Each line in the entries that has the word "username" has to be copied.
(Data for the task Opens)
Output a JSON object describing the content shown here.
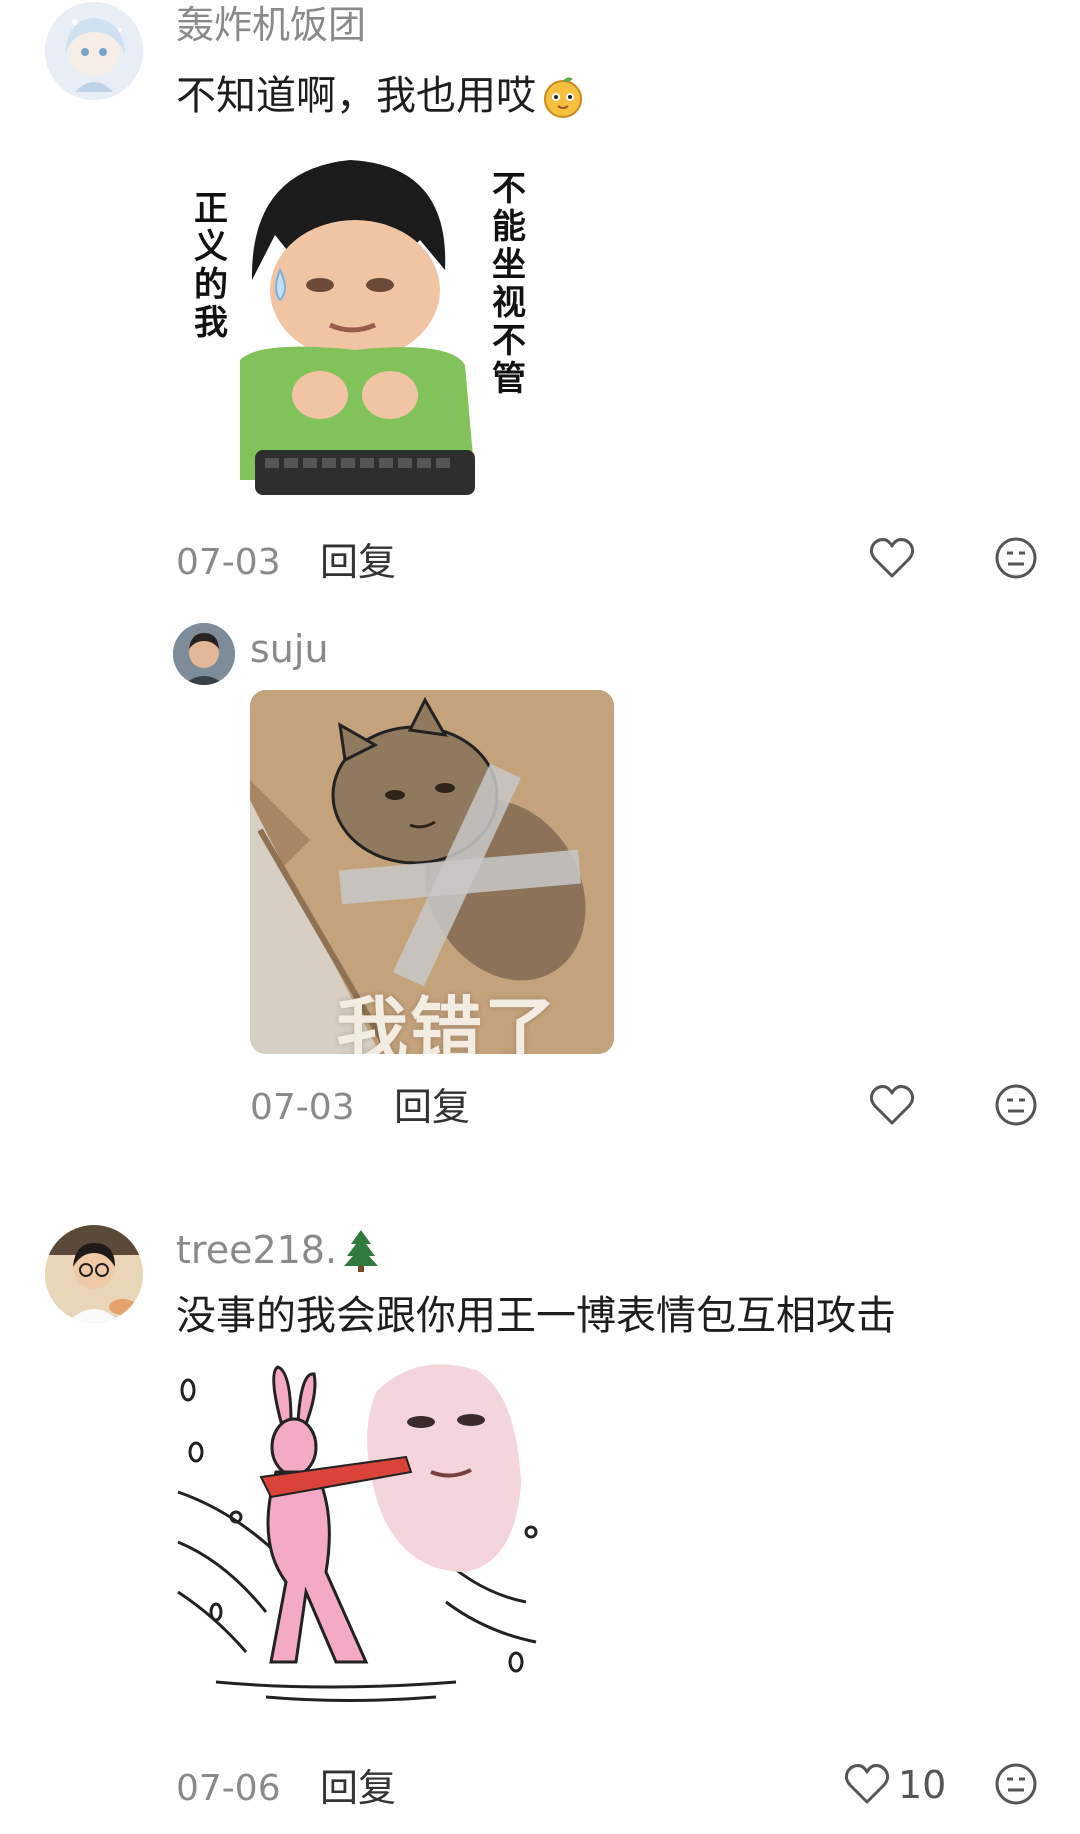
{
  "comments": [
    {
      "username": "轰炸机饭团",
      "text": "不知道啊，我也用哎",
      "sticker_left_text": "正义的我",
      "sticker_right_text": "不能坐视不管",
      "date": "07-03",
      "reply_label": "回复",
      "like_count": ""
    },
    {
      "username": "suju",
      "sticker_text": "我错了",
      "date": "07-03",
      "reply_label": "回复",
      "like_count": ""
    },
    {
      "username": "tree218.",
      "text": "没事的我会跟你用王一博表情包互相攻击",
      "date": "07-06",
      "reply_label": "回复",
      "like_count": "10"
    }
  ],
  "colors": {
    "username": "#8a8a8a",
    "text": "#1e1e1e",
    "icon": "#555555",
    "background": "#ffffff"
  },
  "icons": [
    "heart-icon",
    "emoji-react-icon",
    "tree-emoji-icon",
    "orange-emoji-icon"
  ]
}
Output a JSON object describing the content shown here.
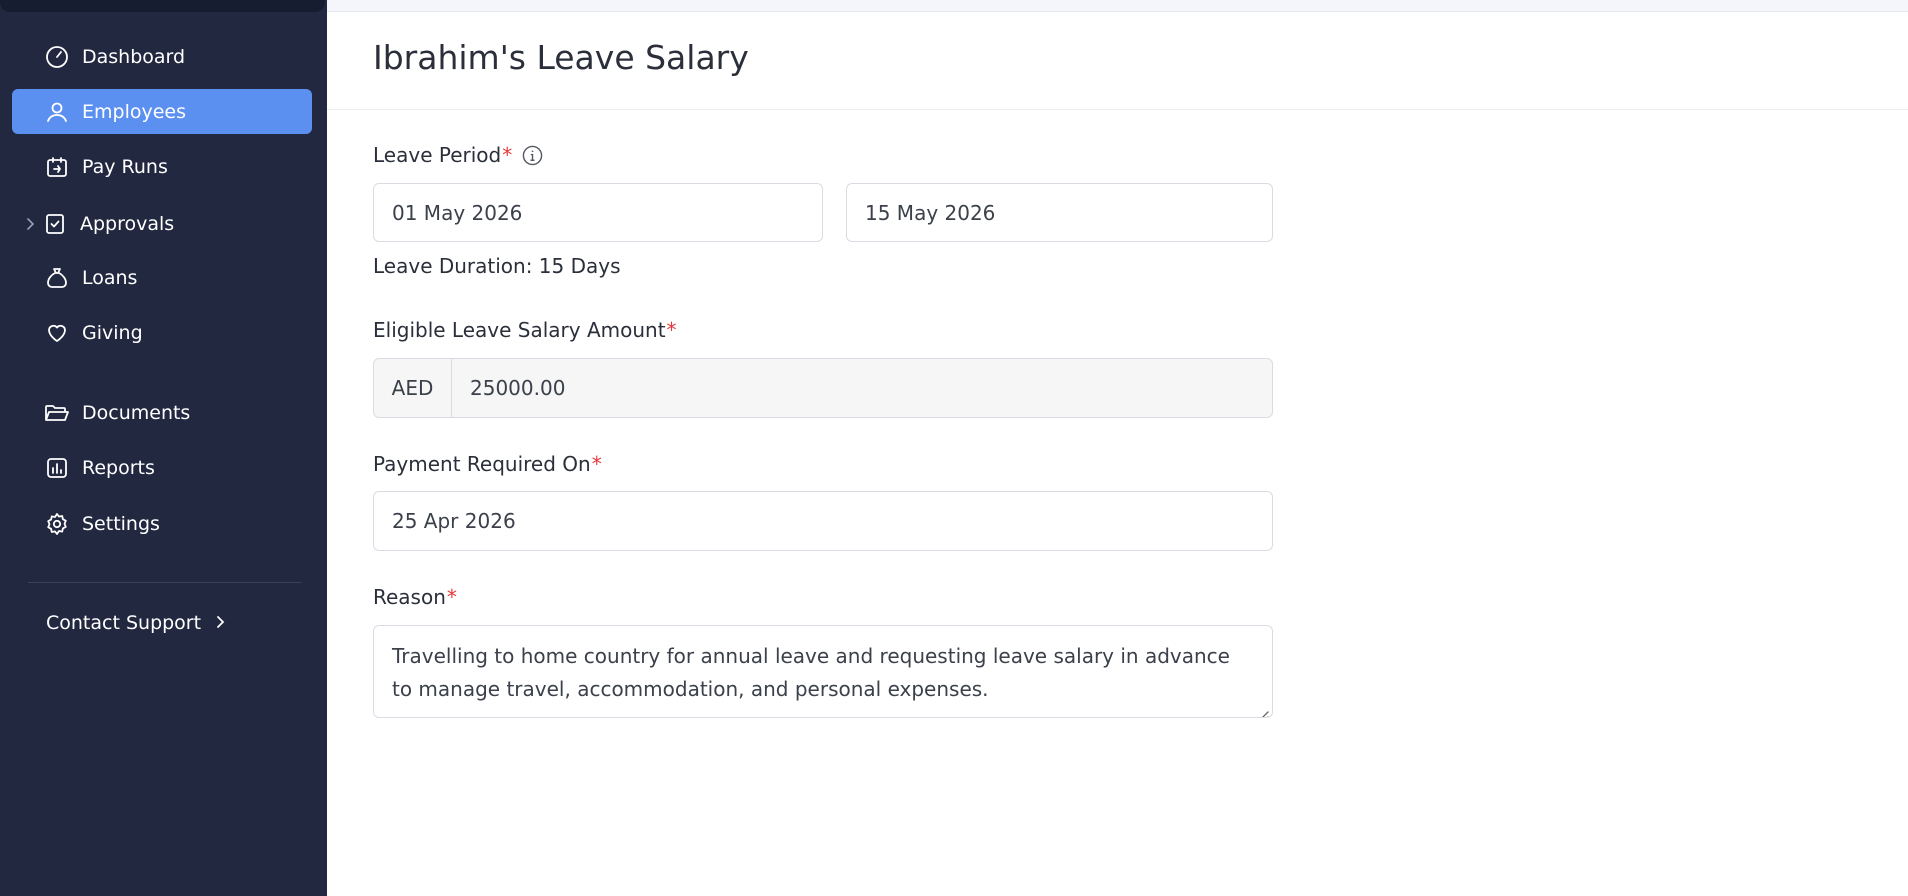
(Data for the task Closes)
Problem solution:
      "username": "轰炸机饭团",
      "username": "suju",
      "username": "tree218.",
    "username": "#8a8a8a",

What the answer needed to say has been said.